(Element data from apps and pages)
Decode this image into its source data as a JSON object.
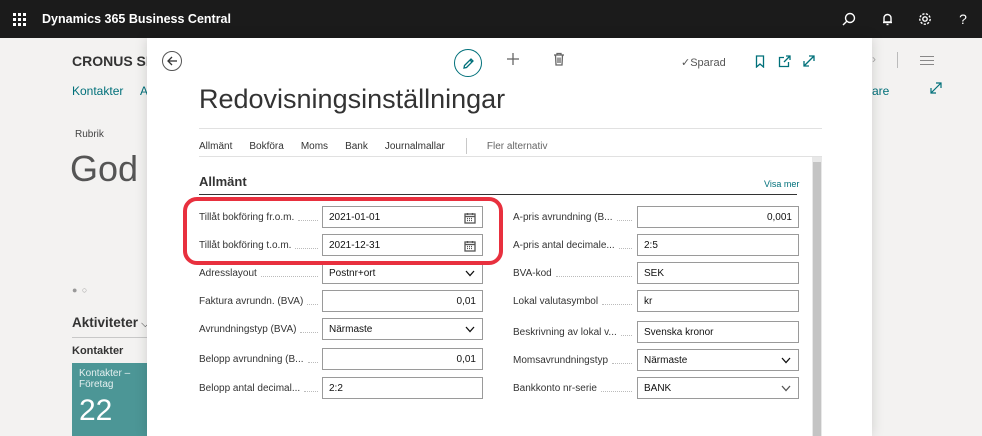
{
  "app": {
    "title": "Dynamics 365 Business Central",
    "icons": [
      "search-icon",
      "bell-icon",
      "gear-icon",
      "help-icon"
    ],
    "help_glyph": "?"
  },
  "background": {
    "company": "CRONUS SI",
    "nav": [
      "Kontakter",
      "A",
      "are"
    ],
    "rubrik": "Rubrik",
    "heading": "God",
    "dots": "● ○",
    "activities": "Aktiviteter",
    "contacts_label": "Kontakter",
    "tile": {
      "label": "Kontakter –\nFöretag",
      "value": "22"
    }
  },
  "modal": {
    "saved_status": "✓Sparad",
    "title": "Redovisningsinställningar",
    "tabs": [
      "Allmänt",
      "Bokföra",
      "Moms",
      "Bank",
      "Journalmallar"
    ],
    "more_options": "Fler alternativ",
    "section": {
      "title": "Allmänt",
      "show_more": "Visa mer"
    },
    "left_fields": [
      {
        "label": "Tillåt bokföring fr.o.m.",
        "value": "2021-01-01",
        "kind": "date"
      },
      {
        "label": "Tillåt bokföring t.o.m.",
        "value": "2021-12-31",
        "kind": "date"
      },
      {
        "label": "Adresslayout",
        "value": "Postnr+ort",
        "kind": "select"
      },
      {
        "label": "Faktura avrundn. (BVA)",
        "value": "0,01",
        "kind": "number"
      },
      {
        "label": "Avrundningstyp (BVA)",
        "value": "Närmaste",
        "kind": "select"
      },
      {
        "label": "Belopp avrundning (B...",
        "value": "0,01",
        "kind": "number"
      },
      {
        "label": "Belopp antal decimal...",
        "value": "2:2",
        "kind": "text"
      }
    ],
    "right_fields": [
      {
        "label": "A-pris avrundning (B...",
        "value": "0,001",
        "kind": "number"
      },
      {
        "label": "A-pris antal decimale...",
        "value": "2:5",
        "kind": "text"
      },
      {
        "label": "BVA-kod",
        "value": "SEK",
        "kind": "text"
      },
      {
        "label": "Lokal valutasymbol",
        "value": "kr",
        "kind": "text"
      },
      {
        "label": "Beskrivning av lokal v...",
        "value": "Svenska kronor",
        "kind": "text"
      },
      {
        "label": "Momsavrundningstyp",
        "value": "Närmaste",
        "kind": "select"
      },
      {
        "label": "Bankkonto nr-serie",
        "value": "BANK",
        "kind": "lookup"
      }
    ]
  },
  "colors": {
    "topbar": "#1b1b1b",
    "accent": "#00707a",
    "tile": "#4c9696",
    "highlight": "#e8303e"
  }
}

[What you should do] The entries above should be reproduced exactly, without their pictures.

[Completed task]
Decode this image into its source data as a JSON object.
{
  "app": {
    "title": "Dynamics 365 Business Central",
    "icons": [
      "search-icon",
      "bell-icon",
      "gear-icon",
      "help-icon"
    ],
    "help_glyph": "?"
  },
  "background": {
    "company": "CRONUS SI",
    "nav": [
      "Kontakter",
      "A",
      "are"
    ],
    "rubrik": "Rubrik",
    "heading": "God",
    "dots": "● ○",
    "activities": "Aktiviteter",
    "contacts_label": "Kontakter",
    "tile": {
      "label": "Kontakter –\nFöretag",
      "value": "22"
    }
  },
  "modal": {
    "saved_status": "✓Sparad",
    "title": "Redovisningsinställningar",
    "tabs": [
      "Allmänt",
      "Bokföra",
      "Moms",
      "Bank",
      "Journalmallar"
    ],
    "more_options": "Fler alternativ",
    "section": {
      "title": "Allmänt",
      "show_more": "Visa mer"
    },
    "left_fields": [
      {
        "label": "Tillåt bokföring fr.o.m.",
        "value": "2021-01-01",
        "kind": "date"
      },
      {
        "label": "Tillåt bokföring t.o.m.",
        "value": "2021-12-31",
        "kind": "date"
      },
      {
        "label": "Adresslayout",
        "value": "Postnr+ort",
        "kind": "select"
      },
      {
        "label": "Faktura avrundn. (BVA)",
        "value": "0,01",
        "kind": "number"
      },
      {
        "label": "Avrundningstyp (BVA)",
        "value": "Närmaste",
        "kind": "select"
      },
      {
        "label": "Belopp avrundning (B...",
        "value": "0,01",
        "kind": "number"
      },
      {
        "label": "Belopp antal decimal...",
        "value": "2:2",
        "kind": "text"
      }
    ],
    "right_fields": [
      {
        "label": "A-pris avrundning (B...",
        "value": "0,001",
        "kind": "number"
      },
      {
        "label": "A-pris antal decimale...",
        "value": "2:5",
        "kind": "text"
      },
      {
        "label": "BVA-kod",
        "value": "SEK",
        "kind": "text"
      },
      {
        "label": "Lokal valutasymbol",
        "value": "kr",
        "kind": "text"
      },
      {
        "label": "Beskrivning av lokal v...",
        "value": "Svenska kronor",
        "kind": "text"
      },
      {
        "label": "Momsavrundningstyp",
        "value": "Närmaste",
        "kind": "select"
      },
      {
        "label": "Bankkonto nr-serie",
        "value": "BANK",
        "kind": "lookup"
      }
    ]
  },
  "colors": {
    "topbar": "#1b1b1b",
    "accent": "#00707a",
    "tile": "#4c9696",
    "highlight": "#e8303e"
  }
}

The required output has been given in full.